    But half of the people in the group are editors for publishing company. Several have already published novels. The connections would be great to have, but I’m having a hard time balancing that with the stress this group is causing me.

    I am not afraid of being critiqued, in fact, I want someone to rip apart my work (but nicely, please!).

    Is this just the wrong writer’s group for me, despite the great connections in the publishing world I can make?

    Any advice would be appreciated!

  4. Thanks for sharing your experience, Carol.

    I love hearing about vibrant, active writing groups like yours.

    It’s always interesting to hear how other writer’s groups work. The ones like yours where you have a format and a theme seem to work the best.

    Good luck with your 6th anthology.

    Happy writing:)


  5. Hi Franco,

    This is certainly a tricky dilemma.

    I guess when coming to your decision you have to look at why you want to be in a writer’s group in the first place.
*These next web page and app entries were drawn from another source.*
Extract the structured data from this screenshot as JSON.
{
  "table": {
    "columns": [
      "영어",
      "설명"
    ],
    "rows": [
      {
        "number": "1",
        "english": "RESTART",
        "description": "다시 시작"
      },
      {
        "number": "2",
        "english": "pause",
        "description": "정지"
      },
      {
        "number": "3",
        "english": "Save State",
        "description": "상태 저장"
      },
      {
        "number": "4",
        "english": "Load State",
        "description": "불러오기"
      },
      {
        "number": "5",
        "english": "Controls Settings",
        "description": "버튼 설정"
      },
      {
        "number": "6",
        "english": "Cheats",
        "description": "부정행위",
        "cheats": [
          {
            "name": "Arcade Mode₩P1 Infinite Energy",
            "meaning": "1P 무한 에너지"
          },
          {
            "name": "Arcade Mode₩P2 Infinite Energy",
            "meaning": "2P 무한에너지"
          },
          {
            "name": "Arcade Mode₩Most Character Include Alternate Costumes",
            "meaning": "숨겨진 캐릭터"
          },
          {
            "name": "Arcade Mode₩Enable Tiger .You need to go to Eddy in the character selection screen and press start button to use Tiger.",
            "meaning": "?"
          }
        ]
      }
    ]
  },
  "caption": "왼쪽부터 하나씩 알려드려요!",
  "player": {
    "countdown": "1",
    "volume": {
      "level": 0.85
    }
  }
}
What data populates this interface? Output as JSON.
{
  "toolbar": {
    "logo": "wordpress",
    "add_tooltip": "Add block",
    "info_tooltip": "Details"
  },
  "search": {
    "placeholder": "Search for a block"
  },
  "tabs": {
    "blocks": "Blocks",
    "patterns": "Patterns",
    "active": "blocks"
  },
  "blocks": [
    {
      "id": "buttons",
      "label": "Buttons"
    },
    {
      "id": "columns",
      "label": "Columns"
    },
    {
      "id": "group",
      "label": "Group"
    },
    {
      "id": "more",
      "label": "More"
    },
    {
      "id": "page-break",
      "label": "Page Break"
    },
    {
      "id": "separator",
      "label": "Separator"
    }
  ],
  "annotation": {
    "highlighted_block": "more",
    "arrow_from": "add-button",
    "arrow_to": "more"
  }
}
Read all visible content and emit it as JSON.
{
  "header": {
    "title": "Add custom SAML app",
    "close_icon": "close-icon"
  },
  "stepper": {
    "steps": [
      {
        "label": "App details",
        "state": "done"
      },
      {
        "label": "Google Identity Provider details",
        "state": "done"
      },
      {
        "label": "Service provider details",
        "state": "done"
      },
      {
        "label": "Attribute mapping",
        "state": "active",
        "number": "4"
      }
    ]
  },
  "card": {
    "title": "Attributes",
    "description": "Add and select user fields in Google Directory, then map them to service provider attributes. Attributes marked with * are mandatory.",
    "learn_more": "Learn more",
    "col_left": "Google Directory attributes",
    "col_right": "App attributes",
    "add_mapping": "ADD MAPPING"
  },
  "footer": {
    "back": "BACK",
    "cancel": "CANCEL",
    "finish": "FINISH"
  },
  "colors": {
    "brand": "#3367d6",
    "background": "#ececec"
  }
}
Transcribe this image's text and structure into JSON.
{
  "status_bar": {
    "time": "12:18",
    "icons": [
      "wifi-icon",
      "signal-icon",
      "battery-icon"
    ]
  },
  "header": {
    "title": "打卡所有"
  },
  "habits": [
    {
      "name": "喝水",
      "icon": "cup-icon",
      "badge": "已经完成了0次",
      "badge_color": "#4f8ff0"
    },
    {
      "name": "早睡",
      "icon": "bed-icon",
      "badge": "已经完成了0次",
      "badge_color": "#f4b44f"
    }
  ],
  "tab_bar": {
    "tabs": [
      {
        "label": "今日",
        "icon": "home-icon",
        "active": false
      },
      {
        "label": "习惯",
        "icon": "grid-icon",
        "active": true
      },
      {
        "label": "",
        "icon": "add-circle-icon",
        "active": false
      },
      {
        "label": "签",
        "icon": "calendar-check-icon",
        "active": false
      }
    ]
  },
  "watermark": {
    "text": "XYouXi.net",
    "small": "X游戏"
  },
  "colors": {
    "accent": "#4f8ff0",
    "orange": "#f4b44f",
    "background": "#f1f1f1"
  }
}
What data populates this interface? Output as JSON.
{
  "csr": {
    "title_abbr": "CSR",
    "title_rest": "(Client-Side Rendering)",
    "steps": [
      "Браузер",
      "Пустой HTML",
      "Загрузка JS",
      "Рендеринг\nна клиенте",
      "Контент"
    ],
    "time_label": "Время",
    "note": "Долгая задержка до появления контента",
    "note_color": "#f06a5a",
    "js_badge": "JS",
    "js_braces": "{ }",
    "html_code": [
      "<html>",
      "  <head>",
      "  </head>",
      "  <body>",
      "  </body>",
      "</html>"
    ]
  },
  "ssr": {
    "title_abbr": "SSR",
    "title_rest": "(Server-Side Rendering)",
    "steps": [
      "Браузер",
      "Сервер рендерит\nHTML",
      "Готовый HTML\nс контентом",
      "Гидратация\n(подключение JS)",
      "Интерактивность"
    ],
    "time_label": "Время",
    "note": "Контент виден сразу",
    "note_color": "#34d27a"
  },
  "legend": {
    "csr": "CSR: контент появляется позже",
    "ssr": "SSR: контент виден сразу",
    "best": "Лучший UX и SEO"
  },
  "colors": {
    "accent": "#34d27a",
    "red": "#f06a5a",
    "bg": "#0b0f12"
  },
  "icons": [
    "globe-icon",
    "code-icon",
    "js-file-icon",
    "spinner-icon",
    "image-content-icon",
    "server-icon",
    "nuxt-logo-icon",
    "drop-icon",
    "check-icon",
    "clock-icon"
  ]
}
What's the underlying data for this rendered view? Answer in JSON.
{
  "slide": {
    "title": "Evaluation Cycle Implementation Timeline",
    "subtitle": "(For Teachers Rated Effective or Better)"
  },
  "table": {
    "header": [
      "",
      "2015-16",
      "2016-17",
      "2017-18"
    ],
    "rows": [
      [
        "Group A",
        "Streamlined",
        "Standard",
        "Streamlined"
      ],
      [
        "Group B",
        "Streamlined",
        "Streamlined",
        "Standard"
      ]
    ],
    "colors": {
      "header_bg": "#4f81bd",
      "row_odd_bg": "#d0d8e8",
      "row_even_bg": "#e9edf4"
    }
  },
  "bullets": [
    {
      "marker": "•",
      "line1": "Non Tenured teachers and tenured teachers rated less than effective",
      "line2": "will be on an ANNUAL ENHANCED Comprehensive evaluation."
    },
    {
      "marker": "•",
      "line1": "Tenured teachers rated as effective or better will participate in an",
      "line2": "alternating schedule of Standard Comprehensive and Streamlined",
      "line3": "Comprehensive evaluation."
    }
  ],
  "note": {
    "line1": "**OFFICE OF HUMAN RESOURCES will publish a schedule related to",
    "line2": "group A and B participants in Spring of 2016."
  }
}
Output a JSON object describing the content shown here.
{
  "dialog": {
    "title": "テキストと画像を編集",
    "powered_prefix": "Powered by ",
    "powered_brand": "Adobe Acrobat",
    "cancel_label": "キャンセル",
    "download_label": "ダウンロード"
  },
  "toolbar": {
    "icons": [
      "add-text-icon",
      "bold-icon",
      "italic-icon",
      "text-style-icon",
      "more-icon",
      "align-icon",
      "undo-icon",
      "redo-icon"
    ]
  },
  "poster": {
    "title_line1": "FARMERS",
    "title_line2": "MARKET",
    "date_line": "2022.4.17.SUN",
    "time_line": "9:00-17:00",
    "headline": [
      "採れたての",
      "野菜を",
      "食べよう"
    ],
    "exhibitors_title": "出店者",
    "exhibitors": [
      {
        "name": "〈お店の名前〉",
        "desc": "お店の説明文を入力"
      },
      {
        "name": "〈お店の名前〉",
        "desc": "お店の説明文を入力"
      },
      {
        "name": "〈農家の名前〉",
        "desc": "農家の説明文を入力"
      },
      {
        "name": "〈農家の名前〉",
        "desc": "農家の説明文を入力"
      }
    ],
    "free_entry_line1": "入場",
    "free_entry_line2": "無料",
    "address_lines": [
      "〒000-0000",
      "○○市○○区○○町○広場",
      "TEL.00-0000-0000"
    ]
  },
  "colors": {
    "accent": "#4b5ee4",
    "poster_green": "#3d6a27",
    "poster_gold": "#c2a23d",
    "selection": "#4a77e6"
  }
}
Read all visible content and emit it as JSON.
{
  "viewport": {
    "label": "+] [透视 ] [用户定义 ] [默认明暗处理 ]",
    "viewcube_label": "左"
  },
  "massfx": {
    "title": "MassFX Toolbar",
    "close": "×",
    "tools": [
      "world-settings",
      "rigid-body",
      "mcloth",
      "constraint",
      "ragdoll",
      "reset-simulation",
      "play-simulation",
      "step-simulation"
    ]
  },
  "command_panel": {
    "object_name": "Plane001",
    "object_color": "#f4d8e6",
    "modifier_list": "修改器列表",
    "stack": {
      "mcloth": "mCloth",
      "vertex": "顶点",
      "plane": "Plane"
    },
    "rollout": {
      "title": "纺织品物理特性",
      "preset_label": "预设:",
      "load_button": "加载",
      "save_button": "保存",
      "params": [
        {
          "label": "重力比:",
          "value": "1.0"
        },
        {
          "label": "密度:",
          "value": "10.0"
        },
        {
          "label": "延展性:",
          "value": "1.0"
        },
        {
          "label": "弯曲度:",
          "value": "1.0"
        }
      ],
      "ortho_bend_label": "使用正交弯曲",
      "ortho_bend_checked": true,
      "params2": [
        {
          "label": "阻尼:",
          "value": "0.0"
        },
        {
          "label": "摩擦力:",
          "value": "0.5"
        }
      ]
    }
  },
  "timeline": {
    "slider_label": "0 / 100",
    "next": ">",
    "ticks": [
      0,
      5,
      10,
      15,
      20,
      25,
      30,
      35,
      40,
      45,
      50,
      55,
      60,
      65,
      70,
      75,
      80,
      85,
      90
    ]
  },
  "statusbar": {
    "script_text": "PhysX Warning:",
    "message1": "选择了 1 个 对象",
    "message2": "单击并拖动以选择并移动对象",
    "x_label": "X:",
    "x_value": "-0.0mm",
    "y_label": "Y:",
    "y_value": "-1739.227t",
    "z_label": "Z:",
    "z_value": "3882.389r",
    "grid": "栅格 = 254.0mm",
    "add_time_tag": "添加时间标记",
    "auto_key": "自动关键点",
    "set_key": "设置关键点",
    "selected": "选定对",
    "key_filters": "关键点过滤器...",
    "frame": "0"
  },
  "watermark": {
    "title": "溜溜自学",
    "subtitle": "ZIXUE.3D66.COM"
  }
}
Is it to make the right connections or is it because you want to have fun or is it a combination of the two?

    This ‘selection process’ is stressful and may seem a bit pointless, but I know that when you have an established writer’s group that’s working really well, it can be important to find the ‘right person’ – otherwise the fabric of the whole group can be destroyed. I have been in a writer’s group where a new member has completely taken over and antagonised other members and in the end, the group folded. In a writer’s group, balance and trust are so important so I’m guessing this is what the group is trying to work out with their selection process. Although to be honest, if you’re not involved in the critiquing, I’m not sure how much they can tell what sort of person or writer you are.

    It could well be that this group is worth persevering with – that if you are accepted into it, then you will find things relax a bit more.

    If it were me, I would be thinking, I really have nothing to lose by trying to join this group. The worst that can happen is that I don’t get accepted or I do get accepted but it’s not for me (in which case you leave). The best that can happen is that being part of this group is fulfilling and rewarding and leads to me getting published and make long time friends and contacts.

    I’m sure you have your own unique qualities and talents (which is why you have been invited to try out) so try not to be intimidated by the college professor.

    I hope this is helpful. I’ll be interested to hear how it all works out.

    Good luck:)


Comments are closed.